- To do
Could you copy each line of the entries that contains "this"?

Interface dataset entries
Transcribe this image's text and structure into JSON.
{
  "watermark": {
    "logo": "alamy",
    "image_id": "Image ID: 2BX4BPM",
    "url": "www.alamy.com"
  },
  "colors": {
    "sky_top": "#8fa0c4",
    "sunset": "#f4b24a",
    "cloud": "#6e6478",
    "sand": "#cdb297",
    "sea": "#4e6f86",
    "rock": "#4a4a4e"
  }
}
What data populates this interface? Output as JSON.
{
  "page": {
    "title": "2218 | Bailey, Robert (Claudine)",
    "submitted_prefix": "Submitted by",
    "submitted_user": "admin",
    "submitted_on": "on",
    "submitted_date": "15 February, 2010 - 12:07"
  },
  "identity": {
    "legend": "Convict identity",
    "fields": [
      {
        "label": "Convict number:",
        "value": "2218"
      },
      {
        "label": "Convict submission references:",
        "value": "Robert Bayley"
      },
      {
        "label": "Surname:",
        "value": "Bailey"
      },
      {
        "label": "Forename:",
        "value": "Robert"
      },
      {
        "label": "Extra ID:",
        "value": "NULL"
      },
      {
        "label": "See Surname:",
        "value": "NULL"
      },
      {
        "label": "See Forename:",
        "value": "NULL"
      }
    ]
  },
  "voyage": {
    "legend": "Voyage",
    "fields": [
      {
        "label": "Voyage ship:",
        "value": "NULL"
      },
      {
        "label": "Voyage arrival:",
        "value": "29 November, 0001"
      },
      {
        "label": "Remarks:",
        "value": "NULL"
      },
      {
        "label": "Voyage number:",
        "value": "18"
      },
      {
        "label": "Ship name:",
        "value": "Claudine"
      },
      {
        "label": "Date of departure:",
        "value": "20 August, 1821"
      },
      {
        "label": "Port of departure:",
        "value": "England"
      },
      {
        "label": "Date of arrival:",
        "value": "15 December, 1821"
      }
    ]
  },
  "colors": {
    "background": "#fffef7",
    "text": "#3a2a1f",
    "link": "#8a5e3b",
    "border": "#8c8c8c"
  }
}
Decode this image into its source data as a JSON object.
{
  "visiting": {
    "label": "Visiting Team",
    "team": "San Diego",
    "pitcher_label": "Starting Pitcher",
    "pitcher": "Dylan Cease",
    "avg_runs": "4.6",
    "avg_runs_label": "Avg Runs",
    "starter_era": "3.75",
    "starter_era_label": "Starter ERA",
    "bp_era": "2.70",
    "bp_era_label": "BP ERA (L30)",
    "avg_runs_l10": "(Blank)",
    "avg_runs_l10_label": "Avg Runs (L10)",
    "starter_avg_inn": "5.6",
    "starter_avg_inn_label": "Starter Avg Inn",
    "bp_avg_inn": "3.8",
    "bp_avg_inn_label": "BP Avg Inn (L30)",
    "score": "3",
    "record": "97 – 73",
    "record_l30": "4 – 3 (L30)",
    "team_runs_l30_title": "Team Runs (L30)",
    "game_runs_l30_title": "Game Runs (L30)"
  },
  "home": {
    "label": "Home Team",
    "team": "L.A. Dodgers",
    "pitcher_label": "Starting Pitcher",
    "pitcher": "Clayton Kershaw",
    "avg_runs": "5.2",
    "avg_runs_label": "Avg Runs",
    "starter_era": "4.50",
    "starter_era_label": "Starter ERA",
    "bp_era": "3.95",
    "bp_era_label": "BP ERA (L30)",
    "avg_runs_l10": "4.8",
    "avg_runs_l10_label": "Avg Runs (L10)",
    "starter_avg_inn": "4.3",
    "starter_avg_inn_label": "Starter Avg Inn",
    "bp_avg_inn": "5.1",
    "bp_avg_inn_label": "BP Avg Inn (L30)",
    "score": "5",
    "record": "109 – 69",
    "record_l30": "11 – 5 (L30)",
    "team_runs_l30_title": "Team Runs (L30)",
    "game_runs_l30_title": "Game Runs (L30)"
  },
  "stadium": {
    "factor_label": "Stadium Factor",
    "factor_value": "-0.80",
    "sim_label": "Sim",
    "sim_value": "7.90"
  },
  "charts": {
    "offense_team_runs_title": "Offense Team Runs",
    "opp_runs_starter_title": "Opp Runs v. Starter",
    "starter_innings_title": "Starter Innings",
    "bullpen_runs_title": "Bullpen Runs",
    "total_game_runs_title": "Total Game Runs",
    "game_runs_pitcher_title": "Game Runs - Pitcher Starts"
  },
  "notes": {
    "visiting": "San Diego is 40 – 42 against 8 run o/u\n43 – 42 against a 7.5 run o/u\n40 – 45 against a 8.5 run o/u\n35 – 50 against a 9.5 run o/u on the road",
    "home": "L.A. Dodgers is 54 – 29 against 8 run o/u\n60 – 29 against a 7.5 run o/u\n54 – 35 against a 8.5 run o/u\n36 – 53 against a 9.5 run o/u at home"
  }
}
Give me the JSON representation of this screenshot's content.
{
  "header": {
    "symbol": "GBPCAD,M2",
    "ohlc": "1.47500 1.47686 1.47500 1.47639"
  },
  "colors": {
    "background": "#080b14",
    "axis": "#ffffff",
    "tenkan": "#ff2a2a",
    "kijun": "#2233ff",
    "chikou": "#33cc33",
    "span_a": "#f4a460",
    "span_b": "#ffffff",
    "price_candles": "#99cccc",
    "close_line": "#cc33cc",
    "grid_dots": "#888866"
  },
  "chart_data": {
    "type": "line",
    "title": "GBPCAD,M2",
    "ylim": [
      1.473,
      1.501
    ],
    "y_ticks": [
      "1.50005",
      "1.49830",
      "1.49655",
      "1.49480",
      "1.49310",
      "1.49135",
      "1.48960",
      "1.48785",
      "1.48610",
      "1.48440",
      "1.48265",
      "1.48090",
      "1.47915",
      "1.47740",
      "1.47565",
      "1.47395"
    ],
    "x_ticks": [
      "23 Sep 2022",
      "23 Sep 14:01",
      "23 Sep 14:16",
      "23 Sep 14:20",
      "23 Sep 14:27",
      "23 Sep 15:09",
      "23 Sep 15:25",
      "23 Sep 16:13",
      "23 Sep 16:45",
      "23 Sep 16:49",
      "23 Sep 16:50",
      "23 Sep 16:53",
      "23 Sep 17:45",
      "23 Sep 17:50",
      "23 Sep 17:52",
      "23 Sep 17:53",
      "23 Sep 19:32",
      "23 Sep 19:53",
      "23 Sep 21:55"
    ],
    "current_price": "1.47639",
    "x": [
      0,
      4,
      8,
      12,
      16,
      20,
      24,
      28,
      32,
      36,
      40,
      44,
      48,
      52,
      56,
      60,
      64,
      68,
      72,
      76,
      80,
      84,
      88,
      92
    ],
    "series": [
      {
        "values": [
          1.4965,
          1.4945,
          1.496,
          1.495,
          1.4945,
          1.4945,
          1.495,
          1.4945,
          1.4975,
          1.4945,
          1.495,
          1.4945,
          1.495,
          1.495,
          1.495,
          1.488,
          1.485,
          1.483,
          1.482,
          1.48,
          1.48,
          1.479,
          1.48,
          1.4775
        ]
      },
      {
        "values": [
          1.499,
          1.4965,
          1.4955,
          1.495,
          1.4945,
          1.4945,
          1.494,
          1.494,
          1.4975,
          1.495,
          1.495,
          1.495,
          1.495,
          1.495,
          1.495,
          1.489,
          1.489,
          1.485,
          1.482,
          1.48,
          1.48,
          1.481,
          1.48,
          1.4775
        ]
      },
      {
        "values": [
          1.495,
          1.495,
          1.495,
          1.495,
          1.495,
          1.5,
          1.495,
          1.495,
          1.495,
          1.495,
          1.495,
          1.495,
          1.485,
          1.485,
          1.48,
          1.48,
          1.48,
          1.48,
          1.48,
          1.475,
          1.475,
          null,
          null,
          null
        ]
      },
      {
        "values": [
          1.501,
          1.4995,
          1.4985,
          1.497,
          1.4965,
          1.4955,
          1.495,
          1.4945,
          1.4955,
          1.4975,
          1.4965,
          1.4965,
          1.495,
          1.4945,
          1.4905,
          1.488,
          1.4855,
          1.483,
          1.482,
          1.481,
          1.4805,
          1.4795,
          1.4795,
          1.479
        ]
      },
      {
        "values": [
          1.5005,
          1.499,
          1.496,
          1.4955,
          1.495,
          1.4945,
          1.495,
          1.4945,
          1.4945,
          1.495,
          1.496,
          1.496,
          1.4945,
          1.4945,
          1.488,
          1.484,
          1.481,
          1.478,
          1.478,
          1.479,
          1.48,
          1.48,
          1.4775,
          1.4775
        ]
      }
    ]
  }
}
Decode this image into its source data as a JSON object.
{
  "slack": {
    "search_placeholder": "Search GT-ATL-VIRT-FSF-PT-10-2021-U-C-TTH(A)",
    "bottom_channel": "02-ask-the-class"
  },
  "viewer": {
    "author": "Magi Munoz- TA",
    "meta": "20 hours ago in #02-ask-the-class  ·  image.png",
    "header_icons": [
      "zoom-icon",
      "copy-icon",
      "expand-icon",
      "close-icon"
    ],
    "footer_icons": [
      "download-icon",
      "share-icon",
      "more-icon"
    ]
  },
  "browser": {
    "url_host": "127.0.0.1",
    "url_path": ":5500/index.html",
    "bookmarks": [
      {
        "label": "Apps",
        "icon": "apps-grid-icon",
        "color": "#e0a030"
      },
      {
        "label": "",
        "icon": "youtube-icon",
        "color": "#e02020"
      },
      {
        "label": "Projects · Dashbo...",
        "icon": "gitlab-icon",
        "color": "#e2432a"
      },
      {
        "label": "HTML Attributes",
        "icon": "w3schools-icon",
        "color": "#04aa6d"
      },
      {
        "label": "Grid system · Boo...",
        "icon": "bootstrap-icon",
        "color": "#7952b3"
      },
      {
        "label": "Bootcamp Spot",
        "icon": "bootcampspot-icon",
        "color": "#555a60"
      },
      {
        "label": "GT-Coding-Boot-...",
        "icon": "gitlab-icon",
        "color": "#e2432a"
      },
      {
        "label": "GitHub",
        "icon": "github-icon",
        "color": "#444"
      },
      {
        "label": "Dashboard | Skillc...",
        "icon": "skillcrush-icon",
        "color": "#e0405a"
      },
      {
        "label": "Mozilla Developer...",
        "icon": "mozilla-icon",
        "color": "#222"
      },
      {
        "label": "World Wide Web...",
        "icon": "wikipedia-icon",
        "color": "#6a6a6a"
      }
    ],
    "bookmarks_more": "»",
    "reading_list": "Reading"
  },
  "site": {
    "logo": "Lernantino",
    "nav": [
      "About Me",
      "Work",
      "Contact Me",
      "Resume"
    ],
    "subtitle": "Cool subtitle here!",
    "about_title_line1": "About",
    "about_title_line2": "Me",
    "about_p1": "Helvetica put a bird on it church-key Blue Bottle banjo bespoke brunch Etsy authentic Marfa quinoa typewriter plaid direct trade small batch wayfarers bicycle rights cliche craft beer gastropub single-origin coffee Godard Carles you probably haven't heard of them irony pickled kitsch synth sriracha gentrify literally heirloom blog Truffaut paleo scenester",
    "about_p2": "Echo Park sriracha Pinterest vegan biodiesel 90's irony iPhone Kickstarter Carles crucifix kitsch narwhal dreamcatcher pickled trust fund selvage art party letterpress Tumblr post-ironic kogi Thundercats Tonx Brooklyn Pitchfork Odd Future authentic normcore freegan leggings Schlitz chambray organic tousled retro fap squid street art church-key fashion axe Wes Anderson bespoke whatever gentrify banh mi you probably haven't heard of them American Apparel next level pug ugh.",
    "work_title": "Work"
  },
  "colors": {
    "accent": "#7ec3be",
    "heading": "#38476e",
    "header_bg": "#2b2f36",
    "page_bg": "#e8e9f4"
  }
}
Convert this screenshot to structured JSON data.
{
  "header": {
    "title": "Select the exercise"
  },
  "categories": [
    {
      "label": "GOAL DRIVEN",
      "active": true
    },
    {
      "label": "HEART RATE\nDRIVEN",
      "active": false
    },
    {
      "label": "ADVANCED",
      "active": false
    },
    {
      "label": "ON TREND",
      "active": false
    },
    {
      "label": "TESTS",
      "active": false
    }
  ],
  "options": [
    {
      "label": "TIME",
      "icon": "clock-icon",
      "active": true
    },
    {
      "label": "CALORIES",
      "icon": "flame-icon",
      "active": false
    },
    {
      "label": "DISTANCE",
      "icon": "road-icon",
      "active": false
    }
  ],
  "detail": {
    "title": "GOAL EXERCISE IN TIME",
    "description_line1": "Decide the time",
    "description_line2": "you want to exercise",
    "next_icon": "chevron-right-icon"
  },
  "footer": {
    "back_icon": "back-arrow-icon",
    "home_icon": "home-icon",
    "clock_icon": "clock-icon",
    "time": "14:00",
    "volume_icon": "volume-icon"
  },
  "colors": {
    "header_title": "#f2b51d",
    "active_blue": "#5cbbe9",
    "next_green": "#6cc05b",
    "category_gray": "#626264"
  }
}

- Exercise result
Transcribe this image's text and structure into JSON.
What data populates this interface? Output as JSON.
Decode this image into its source data as a JSON object.
Give me the JSON representation of this screenshot's content.
Decode this image into its source data as a JSON object.
Convert this screenshot to structured JSON data.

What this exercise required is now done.